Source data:
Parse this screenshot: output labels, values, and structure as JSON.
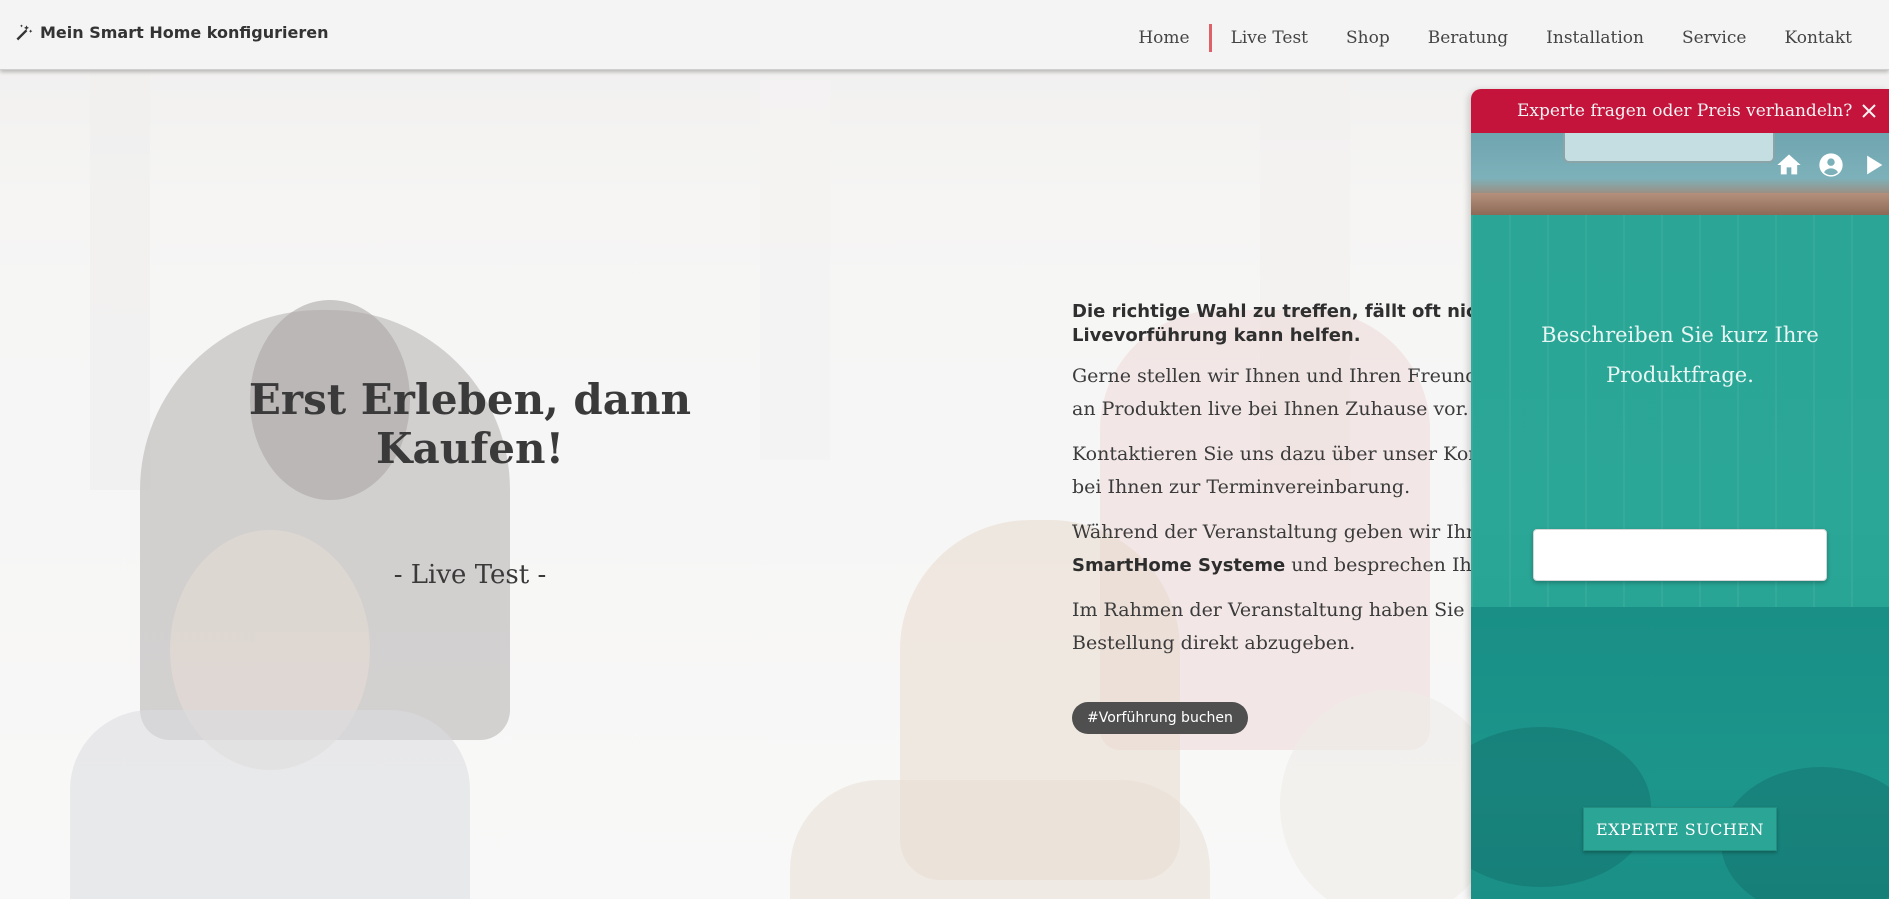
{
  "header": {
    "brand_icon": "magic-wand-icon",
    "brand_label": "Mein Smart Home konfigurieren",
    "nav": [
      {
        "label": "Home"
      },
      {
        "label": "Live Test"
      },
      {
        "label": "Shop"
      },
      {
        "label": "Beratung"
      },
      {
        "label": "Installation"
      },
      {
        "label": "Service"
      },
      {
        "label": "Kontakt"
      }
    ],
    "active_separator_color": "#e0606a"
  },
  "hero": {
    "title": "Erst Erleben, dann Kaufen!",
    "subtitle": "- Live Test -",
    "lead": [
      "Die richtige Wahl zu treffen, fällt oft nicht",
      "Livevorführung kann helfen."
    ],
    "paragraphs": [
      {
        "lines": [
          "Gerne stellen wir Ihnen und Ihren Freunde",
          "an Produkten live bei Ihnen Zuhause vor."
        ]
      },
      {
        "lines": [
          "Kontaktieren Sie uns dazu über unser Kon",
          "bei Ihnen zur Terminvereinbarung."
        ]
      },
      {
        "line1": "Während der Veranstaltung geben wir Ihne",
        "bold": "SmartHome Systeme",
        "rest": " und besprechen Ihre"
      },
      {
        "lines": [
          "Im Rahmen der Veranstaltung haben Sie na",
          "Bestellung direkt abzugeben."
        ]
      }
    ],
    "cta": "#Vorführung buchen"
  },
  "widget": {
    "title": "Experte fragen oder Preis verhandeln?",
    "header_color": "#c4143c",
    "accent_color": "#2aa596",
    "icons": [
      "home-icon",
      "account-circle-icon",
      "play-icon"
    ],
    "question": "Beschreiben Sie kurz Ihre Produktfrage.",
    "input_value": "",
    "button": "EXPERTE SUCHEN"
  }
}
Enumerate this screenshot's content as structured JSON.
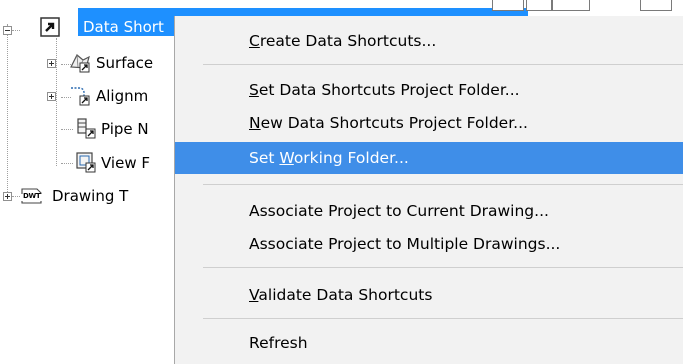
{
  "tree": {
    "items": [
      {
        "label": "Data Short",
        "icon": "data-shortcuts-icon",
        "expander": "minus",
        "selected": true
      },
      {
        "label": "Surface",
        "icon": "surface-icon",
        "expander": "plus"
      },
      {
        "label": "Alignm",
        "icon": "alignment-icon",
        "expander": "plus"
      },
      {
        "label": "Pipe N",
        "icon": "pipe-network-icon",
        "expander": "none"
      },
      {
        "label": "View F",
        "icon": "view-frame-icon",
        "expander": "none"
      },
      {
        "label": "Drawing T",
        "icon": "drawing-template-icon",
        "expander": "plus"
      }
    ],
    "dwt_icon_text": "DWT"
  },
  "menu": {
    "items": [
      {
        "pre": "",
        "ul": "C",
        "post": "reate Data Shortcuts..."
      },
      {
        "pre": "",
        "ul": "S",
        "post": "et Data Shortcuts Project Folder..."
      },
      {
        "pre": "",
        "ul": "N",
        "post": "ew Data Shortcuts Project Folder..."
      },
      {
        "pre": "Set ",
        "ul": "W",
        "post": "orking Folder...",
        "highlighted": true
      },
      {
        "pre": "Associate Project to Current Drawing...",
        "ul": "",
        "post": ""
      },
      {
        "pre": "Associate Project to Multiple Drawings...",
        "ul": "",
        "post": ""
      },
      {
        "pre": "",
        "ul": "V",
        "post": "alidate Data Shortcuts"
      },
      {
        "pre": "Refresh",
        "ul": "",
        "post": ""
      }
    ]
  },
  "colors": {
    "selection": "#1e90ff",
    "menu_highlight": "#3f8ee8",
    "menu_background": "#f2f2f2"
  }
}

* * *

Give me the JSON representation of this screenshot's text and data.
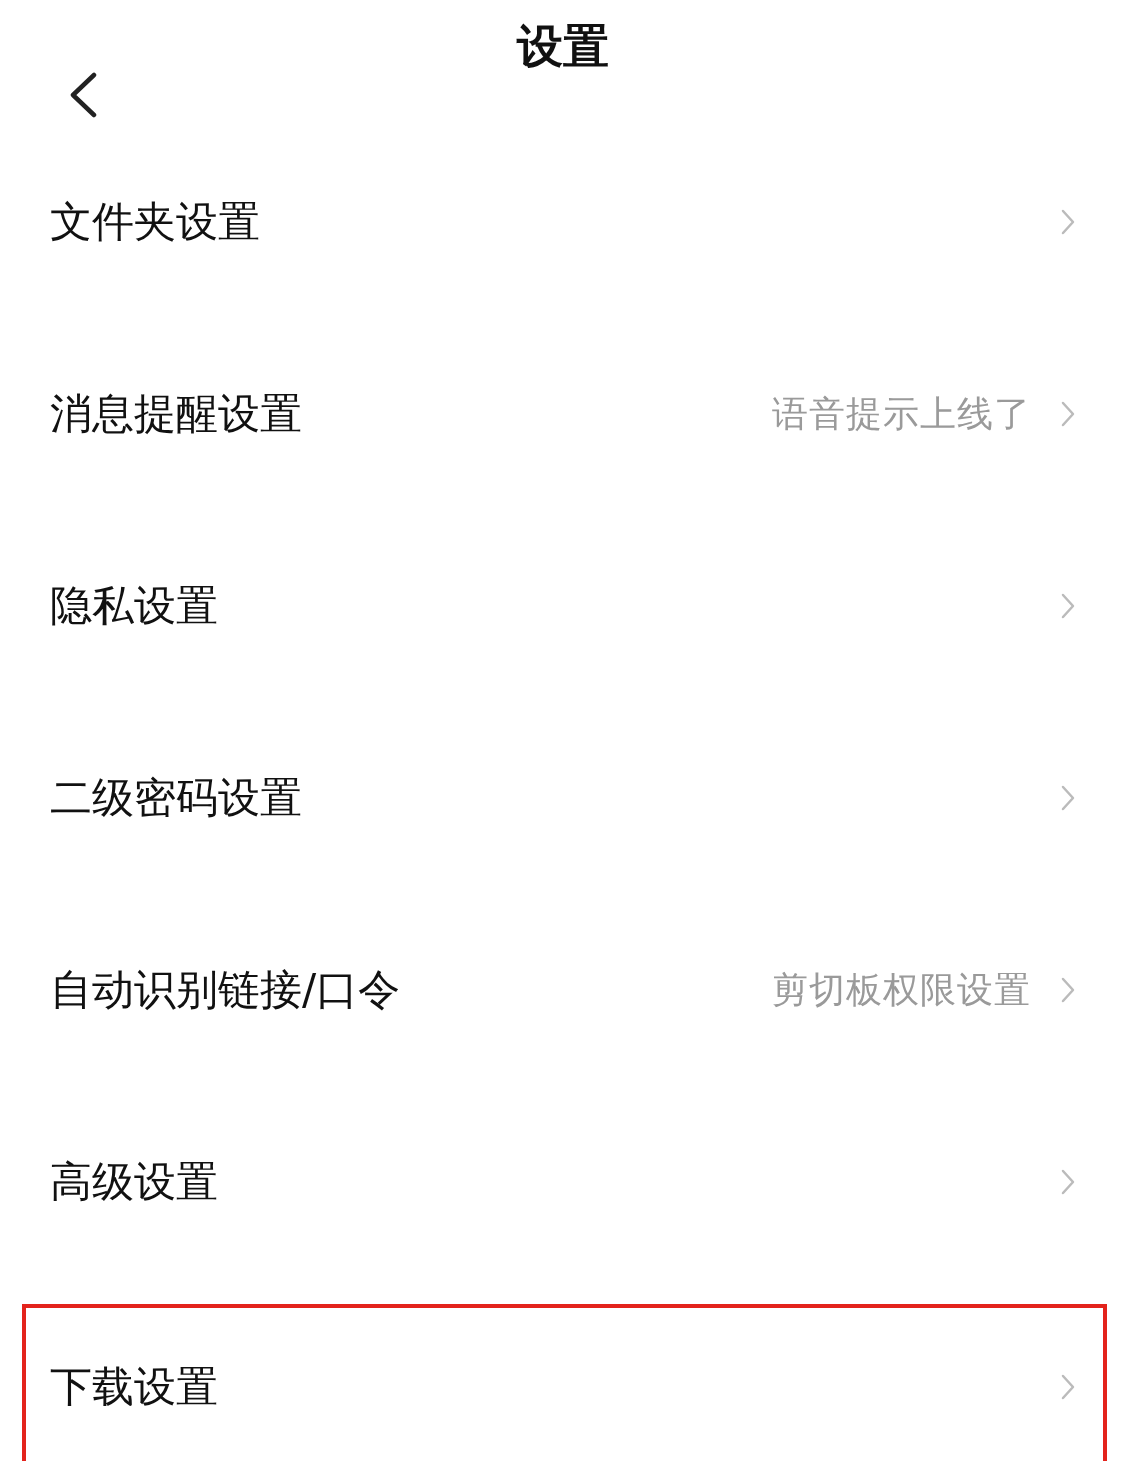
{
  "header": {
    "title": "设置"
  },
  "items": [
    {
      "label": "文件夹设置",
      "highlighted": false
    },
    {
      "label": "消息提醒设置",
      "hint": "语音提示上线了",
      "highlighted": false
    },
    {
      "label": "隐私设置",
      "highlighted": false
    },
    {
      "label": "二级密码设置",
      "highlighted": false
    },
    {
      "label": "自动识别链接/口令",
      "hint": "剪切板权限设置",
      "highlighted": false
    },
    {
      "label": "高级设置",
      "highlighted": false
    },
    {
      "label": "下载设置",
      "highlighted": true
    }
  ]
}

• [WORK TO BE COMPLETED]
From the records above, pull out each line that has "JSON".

• [ANSWER AREA]
Parse this screenshot: output labels, values, and structure as JSON.
Enumerate this screenshot's content as structured JSON.
Give me the JSON representation of this screenshot's text and data.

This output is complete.